The More We See, The Less We Know

Honour and pride. Two words that describe the state of mind felt by many from time to time, are liable to being prone to attachment. And attachment causes dependency, which in turn led to craving, and then attachment all over again. If all our lives, our interactions and choices, so to speak, were to be visualized as a loop of repeating patterns, it would sure freak many out. For we do not like to live by repeating certain patterns over and over again. In case there was ever a moment when we realized we were living in the same way, which is to say the same way of doing certain things over and over again, each day, every month and year, we would not like it. Of course, for the ones who do, we can understand. As long as individuals believed that they were firmly set in their stations in life, and as long as they were fine with it, why should the ambitious not approach life they way they do? Which is to say, change stations in life again and again and again, for specific monetary and/or non-monetary rewards of course.

The forces of technology and social networks have been changing the contours of human civilization for the past 5000 years or more. The great inventions of the bygone Mesopotamians, includes the city, writing, numeracy and accounting.

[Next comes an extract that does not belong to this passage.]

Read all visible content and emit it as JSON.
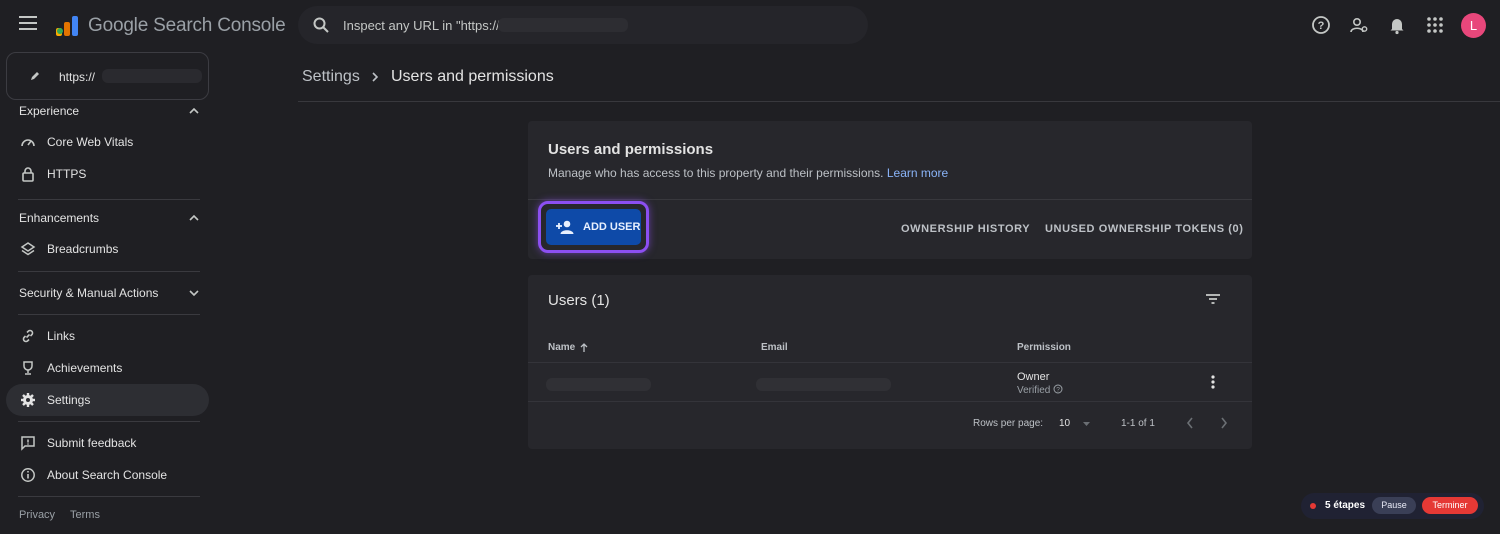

Their long shadow reveals the shoulders of the giants, men and women, upon whom we owe our current spectre of progress to. All of humanity has been a stacking of the base layers upon which humans once depended upon for bare survival. We do not need to learn certain things like cooking, making clothes or growing food anymore. We can let others do them, while being lucky, we can devote time to other pursuits. While, this is possible for the ones who are born in the appropriate socio-economic networks, it did represent the way how civilization was already different in the way lives were led by different communities who believed in different values, customs and beliefs.

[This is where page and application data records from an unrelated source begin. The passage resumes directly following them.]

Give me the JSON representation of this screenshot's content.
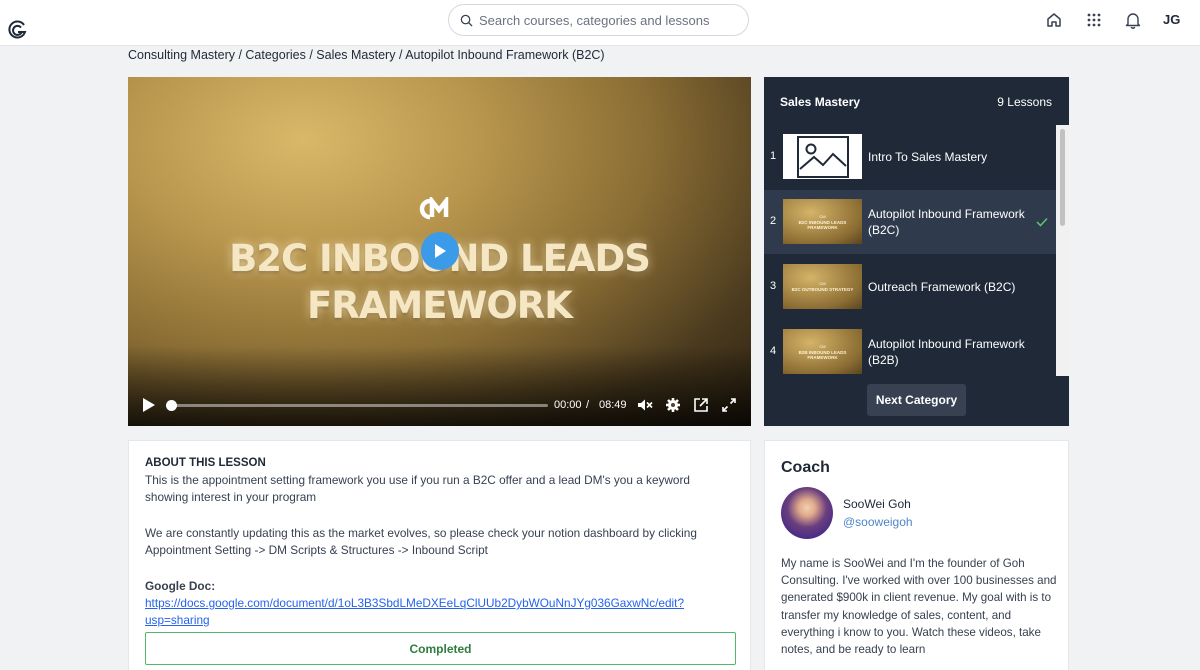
{
  "topbar": {
    "search_placeholder": "Search courses, categories and lessons",
    "user_initials": "JG",
    "icons": [
      "logo-icon",
      "search-icon",
      "home-icon",
      "apps-grid-icon",
      "bell-icon"
    ]
  },
  "breadcrumb": "Consulting Mastery / Categories / Sales Mastery / Autopilot Inbound Framework (B2C)",
  "video": {
    "title_line1": "B2C INBOUND LEADS",
    "title_line2": "FRAMEWORK",
    "current_time": "00:00",
    "separator": "/",
    "duration": "08:49",
    "progress": 0
  },
  "playlist": {
    "title": "Sales Mastery",
    "count": "9 Lessons",
    "lessons": [
      {
        "num": "1",
        "name": "Intro To Sales Mastery",
        "thumb_text": ""
      },
      {
        "num": "2",
        "name": "Autopilot Inbound Framework (B2C)",
        "thumb_text": "B2C INBOUND LEADS FRAMEWORK",
        "completed": true,
        "active": true
      },
      {
        "num": "3",
        "name": "Outreach Framework (B2C)",
        "thumb_text": "B2C OUTBOUND STRATEGY"
      },
      {
        "num": "4",
        "name": "Autopilot Inbound Framework (B2B)",
        "thumb_text": "B2B INBOUND LEADS FRAMEWORK"
      }
    ],
    "thumb_logo": "CM",
    "next_button": "Next Category"
  },
  "about": {
    "heading": "ABOUT THIS LESSON",
    "para1": "This is the appointment setting framework you use if you run a B2C offer and a lead DM's you a keyword showing interest in your program",
    "para2": "We are constantly updating this as the market evolves, so please check your notion dashboard by clicking Appointment Setting -> DM Scripts & Structures -> Inbound Script",
    "doc_label": "Google Doc:",
    "doc_link": "https://docs.google.com/document/d/1oL3B3SbdLMeDXEeLqClUUb2DybWOuNnJYg036GaxwNc/edit?usp=sharing",
    "completed_button": "Completed"
  },
  "coach": {
    "heading": "Coach",
    "name": "SooWei Goh",
    "handle": "@sooweigoh",
    "bio": "My name is SooWei and I'm the founder of Goh Consulting. I've worked with over 100 businesses and generated $900k in client revenue. My goal with is to transfer my knowledge of sales, content, and everything i know to you. Watch these videos, take notes, and be ready to learn"
  },
  "colors": {
    "accent": "#3b9be8",
    "playlist_bg": "#1f2937",
    "completed_green": "#4fb86c",
    "link_blue": "#2563eb"
  }
}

A maze of siloes exist to showcase the diversity of what life has to offer us to live, earn and play. You can inhabit certain worlds from time to time, so that you get to their grips to decide whether you would like to spend time there or not. For instance, it was possible for a rational person at the moment to choose what he or she wanted to do, based on the sole fact that the barriers to information were flat as long as one was conversant in a global language like English. Language had the typical network effects that led some of them to become larger than the others. Asian languages like Hindi and Mandarin had large domestic speakers and writers, yet when it came to content that depicted research and scientific objectivity, including the language of business and global media, English reigned supreme. While entertainment content had large domestic and regional audiences, the bulk of the ‘useful’ content that depended on human networks, seemed to be in English. A ubiquitous, instant translator that was able to be real-time in terms of understanding spoken words and translating them to a common medium would help greater numbers of people from across the world to become global in outlook, provided they wanted to.

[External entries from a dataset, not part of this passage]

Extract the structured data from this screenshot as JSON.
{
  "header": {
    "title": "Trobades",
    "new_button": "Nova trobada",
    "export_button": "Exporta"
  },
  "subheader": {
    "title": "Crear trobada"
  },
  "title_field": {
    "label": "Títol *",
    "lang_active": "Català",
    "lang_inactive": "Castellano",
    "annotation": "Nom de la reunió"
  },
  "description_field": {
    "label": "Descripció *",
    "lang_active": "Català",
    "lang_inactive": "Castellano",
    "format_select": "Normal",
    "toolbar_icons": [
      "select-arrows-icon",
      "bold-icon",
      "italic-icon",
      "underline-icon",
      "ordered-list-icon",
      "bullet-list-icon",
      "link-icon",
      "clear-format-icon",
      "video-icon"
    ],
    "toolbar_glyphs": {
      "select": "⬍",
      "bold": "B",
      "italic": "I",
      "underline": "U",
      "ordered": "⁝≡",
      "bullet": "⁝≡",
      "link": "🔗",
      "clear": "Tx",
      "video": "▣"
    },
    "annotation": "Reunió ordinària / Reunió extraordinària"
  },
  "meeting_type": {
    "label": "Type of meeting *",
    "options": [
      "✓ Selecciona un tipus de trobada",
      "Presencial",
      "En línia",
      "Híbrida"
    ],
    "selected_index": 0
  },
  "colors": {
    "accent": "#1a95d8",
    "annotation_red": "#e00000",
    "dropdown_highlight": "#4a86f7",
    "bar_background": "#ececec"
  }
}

The question of what needed to be done is one that has affected many. It is indeed difficult to forget the clutch of entropy and chaos that lay within, and needed to be quenched by conversation and other activities that caused a sense of flow in the human spirit to produce hope in massive quantities. A privileged socio-economic network did help. Yet, for as long as one’s choices dictated the ebb and flow of notions like responsibility and maturity, there didn’t seem to be any reason for doing much. Individuals have different ways to contribute to society and most of it cannot be measured or felt because we are too busy with our own welfare and immediate thoughts of our closest ones. To change one’s station in life, required a time to time calibration of choices, habits and decisions, which again seemed to stack up over days and months into years, restarting the loop all over again. To really zoom out, one could easily count the number of loops that one’s life had gone through. Yet, there are still more loops to go. In fact, we’ve probably already started the latest one without being aware of it. If we were, awesome. Yet, one loop or another can always serve to cause another, from time to time. Sometimes, it slips in unnoticed in various forms. Like a sudden illness. or a close one’s death. Anything could happen.

The human mind and body did serve to remind people about mortality from time to time. Intelligent life seemed to be a miracle, irrespective of the versions that were out there, with regards to its actual origins. Debates about alien visits, darwinian evolution or the all-seeing power, did not serve to do justice to the incredible complex, diverse ecosphere that had been there for humans to do the taking. Indeed, using certain powers of ours’, namely our ability to plan ahead for the future and fortuitous imagination, we had mastered the biological world and stamped our will on the rest of our animal brothers and sisters. Being one of them, yet having improved so rapidly over the hundreds of thousands of years (the agricultural revolution is only 10,000-12,000 years old), has primed us to possess animalistic characteristics, with a semblance of civilisation. This ability has manifested into our modern institutions, which while not always perfect, have at least been the stewards to a better sense of civilisation instead of anarchy or rule by the mobs. For large periods of the modern world, common sense has prevailed, although it was also not, in many instances. Yet, one should remember that common sense or not, is a matter of perspective. We may believe that we know many things, and do not many; yet there are also things we don’t know, we don’t know. They can arise unexpectedly.

The more we see, the less we know. Its okay.

Leave a Reply

Fill in your details below or click an icon to log in: Logo

You are commenting using your account. Log Out /  Change )

Facebook photo

You are commenting using your Facebook account. Log Out /  Change )

Connecting to %s